How to complete this task:
Check each line of the entries below for the string "likes"; copy every line where it appears.

Web page and app entries
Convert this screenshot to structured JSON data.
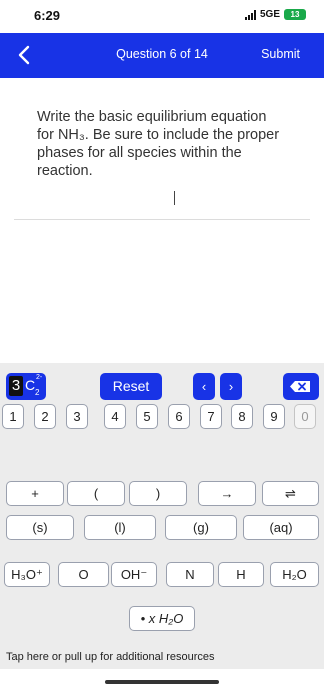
{
  "status_bar": {
    "time": "6:29",
    "network": "5GE",
    "battery": "13"
  },
  "nav": {
    "back_icon": "chevron-left-icon",
    "title": "Question 6 of 14",
    "submit_label": "Submit"
  },
  "question": {
    "text": "Write the basic equilibrium equation for NH₃. Be sure to include the proper phases for all species within the reaction."
  },
  "keypad": {
    "formula_digit": "3",
    "formula_element": "C",
    "formula_subscript": "2",
    "formula_charge": "2-",
    "reset_label": "Reset",
    "left_arrow": "‹",
    "right_arrow": "›",
    "backspace_icon": "backspace-icon",
    "digits": [
      "1",
      "2",
      "3",
      "4",
      "5",
      "6",
      "7",
      "8",
      "9",
      "0"
    ],
    "operators": [
      "+",
      "(",
      ")",
      "→",
      "⇌"
    ],
    "phases": [
      "(s)",
      "(l)",
      "(g)",
      "(aq)"
    ],
    "species": [
      "H₃O⁺",
      "O",
      "OH⁻",
      "N",
      "H",
      "H₂O"
    ],
    "hydrate": "• x H₂O"
  },
  "footer": {
    "text": "Tap here or pull up for additional resources"
  }
}
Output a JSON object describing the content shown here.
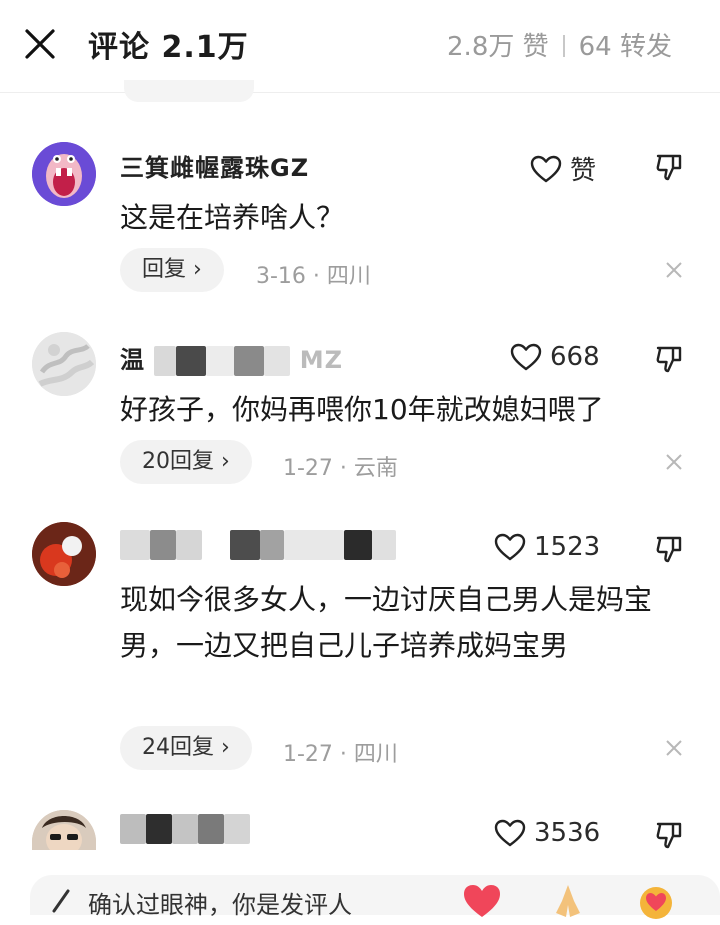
{
  "header": {
    "title": "评论 2.1万",
    "likes": "2.8万 赞",
    "shares": "64 转发"
  },
  "comments": [
    {
      "username": "三箕雌幄露珠GZ",
      "likes": "赞",
      "content": "这是在培养啥人？",
      "reply_label": "回复",
      "meta": "3-16 · 四川"
    },
    {
      "username_visible": "温",
      "username_tail": "MZ",
      "likes": "668",
      "content": "好孩子，你妈再喂你10年就改媳妇喂了",
      "reply_label": "20回复",
      "meta": "1-27 · 云南"
    },
    {
      "likes": "1523",
      "content": "现如今很多女人，一边讨厌自己男人是妈宝男，一边又把自己儿子培养成妈宝男",
      "reply_label": "24回复",
      "meta": "1-27 · 四川"
    },
    {
      "likes": "3536"
    }
  ],
  "input": {
    "placeholder": "确认过眼神，你是发评人"
  },
  "colors": {
    "muted": "#9a9a9a",
    "pill_bg": "#f2f2f2",
    "avatar_purple": "#6a4bd6"
  }
}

Exercise result:
    "likes": "2.8万 赞",
      "likes": "赞",
      "likes": "668",
      "likes": "1523",
      "likes": "3536"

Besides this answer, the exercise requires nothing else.